= Exercise objective =
Working through the lines below, return each one that holds "subtitle".

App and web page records
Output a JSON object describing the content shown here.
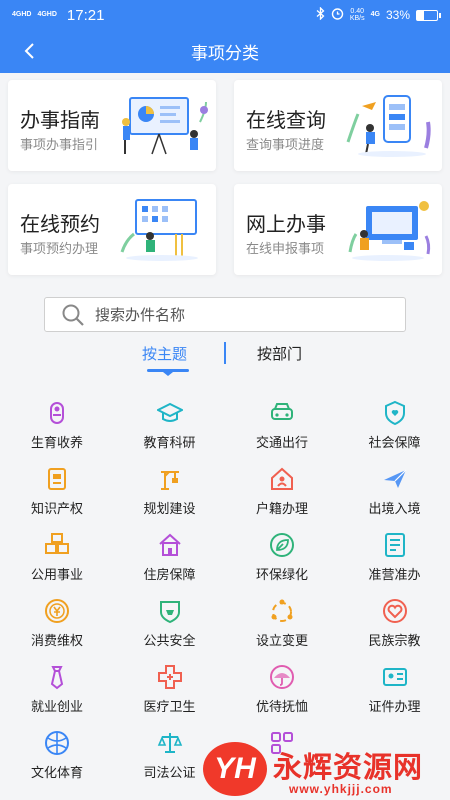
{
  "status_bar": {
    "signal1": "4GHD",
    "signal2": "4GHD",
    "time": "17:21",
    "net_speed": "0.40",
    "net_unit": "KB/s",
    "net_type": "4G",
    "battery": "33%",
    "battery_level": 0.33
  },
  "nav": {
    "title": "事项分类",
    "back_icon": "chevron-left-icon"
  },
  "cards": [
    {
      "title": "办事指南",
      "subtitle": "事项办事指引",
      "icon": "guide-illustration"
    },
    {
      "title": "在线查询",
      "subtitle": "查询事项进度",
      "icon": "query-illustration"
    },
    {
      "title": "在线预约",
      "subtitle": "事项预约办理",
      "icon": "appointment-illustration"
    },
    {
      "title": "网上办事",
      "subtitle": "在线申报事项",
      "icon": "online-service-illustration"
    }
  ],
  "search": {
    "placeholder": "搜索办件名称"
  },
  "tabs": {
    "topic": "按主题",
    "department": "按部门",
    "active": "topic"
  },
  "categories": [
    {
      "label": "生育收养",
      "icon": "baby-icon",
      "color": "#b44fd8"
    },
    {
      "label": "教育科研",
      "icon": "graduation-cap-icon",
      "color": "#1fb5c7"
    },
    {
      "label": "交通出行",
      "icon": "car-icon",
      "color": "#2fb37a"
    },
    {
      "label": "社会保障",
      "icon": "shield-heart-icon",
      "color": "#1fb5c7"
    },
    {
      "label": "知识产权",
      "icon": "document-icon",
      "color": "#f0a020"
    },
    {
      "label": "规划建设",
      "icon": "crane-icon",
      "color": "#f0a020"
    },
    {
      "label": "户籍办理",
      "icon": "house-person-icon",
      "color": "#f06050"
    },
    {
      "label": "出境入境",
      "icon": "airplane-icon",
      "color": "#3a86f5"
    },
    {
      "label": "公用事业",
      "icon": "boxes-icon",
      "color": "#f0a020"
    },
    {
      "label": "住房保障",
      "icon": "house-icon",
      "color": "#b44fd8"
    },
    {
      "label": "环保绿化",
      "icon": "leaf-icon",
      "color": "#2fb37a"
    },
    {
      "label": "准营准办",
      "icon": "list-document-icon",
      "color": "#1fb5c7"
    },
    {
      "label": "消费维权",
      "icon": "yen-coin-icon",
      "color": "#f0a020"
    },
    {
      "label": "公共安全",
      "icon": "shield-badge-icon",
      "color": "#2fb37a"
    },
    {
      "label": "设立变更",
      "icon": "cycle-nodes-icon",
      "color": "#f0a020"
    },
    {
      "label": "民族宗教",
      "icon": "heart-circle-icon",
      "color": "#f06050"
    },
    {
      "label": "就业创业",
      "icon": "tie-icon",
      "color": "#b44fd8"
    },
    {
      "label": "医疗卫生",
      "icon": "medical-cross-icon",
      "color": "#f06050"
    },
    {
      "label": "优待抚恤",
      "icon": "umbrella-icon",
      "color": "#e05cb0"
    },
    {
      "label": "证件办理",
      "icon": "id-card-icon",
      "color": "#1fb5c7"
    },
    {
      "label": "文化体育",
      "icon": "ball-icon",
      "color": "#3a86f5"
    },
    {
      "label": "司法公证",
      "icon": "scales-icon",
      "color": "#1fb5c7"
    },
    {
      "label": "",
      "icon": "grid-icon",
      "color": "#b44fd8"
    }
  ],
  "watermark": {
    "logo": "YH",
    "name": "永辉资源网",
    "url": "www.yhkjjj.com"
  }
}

= Reply to the exercise =
      "subtitle": "事项办事指引",
      "subtitle": "查询事项进度",
      "subtitle": "事项预约办理",
      "subtitle": "在线申报事项",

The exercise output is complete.